Start of Block

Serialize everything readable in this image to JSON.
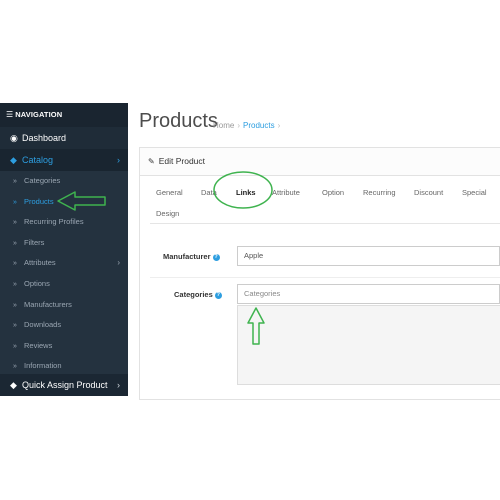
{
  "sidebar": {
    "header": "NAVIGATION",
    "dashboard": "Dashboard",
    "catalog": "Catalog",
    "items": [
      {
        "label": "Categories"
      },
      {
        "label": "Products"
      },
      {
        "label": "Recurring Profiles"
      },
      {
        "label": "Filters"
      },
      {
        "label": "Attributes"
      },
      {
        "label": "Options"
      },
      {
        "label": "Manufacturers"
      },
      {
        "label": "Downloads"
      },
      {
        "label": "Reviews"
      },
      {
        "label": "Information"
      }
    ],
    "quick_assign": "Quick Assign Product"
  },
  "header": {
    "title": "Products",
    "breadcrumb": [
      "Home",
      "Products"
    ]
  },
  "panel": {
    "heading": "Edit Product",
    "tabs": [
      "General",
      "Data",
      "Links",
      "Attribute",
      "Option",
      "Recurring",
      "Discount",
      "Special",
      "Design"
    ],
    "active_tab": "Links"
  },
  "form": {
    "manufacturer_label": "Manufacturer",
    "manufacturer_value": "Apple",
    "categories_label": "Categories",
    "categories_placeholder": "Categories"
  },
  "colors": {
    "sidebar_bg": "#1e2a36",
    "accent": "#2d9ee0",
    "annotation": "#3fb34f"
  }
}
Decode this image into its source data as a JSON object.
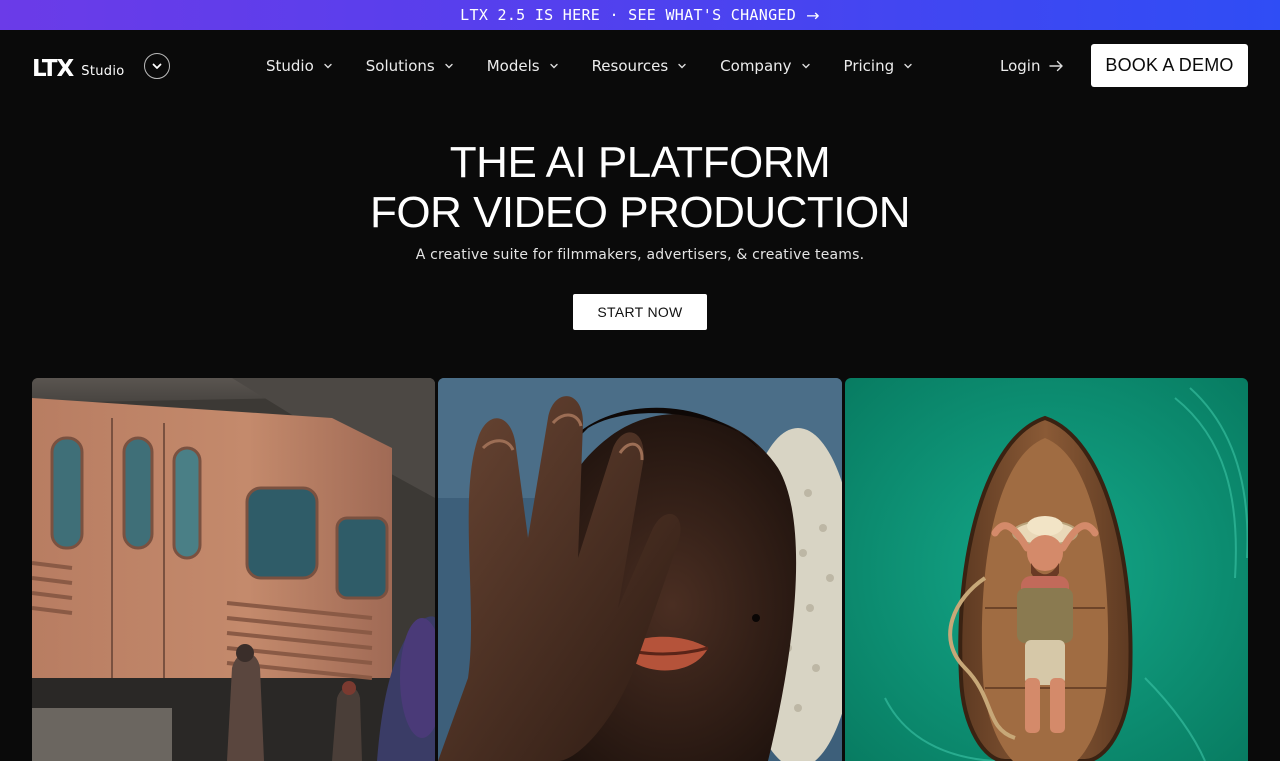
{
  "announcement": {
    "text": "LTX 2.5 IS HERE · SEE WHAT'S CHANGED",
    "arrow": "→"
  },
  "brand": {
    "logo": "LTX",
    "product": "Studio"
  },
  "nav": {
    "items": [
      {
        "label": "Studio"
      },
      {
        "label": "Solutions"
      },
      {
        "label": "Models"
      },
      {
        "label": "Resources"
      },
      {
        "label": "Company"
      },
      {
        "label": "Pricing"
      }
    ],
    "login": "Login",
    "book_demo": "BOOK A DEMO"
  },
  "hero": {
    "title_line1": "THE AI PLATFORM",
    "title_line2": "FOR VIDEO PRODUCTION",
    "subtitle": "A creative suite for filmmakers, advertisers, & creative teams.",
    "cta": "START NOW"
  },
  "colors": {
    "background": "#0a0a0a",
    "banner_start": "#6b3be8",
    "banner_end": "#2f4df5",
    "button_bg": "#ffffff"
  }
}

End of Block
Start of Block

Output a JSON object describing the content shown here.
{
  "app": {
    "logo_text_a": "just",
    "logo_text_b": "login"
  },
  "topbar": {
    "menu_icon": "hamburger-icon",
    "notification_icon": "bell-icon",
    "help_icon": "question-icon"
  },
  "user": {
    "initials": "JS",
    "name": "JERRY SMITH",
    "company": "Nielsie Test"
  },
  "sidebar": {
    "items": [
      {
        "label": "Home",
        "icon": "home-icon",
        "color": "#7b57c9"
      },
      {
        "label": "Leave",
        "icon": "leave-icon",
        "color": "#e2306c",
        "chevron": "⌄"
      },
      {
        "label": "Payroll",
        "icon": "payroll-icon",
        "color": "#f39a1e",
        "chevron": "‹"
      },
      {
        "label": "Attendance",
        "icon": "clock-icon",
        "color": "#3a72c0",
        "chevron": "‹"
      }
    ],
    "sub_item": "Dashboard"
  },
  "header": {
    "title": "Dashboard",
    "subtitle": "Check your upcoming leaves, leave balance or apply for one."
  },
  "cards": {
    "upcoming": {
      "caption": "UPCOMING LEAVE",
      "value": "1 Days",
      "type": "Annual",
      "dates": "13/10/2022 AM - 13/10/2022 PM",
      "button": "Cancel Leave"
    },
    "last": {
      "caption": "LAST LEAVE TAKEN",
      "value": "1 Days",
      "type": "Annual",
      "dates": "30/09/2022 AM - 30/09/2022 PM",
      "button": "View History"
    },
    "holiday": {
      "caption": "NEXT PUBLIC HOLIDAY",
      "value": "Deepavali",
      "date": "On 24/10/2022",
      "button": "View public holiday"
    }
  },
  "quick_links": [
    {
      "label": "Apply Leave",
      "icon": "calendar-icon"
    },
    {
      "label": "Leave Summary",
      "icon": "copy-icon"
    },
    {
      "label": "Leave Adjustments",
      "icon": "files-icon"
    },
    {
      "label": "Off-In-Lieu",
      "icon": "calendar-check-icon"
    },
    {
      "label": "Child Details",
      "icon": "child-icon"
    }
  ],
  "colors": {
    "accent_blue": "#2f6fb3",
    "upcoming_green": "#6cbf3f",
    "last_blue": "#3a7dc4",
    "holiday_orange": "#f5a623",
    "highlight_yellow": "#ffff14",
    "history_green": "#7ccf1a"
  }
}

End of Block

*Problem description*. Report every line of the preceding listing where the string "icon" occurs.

*Solved problem*.
    "menu_icon": "hamburger-icon",
    "notification_icon": "bell-icon",
    "help_icon": "question-icon"
        "icon": "home-icon",
        "icon": "leave-icon",
        "icon": "payroll-icon",
        "icon": "clock-icon",
      "icon": "calendar-icon"
      "icon": "copy-icon"
      "icon": "files-icon"
      "icon": "calendar-check-icon"
      "icon": "child-icon"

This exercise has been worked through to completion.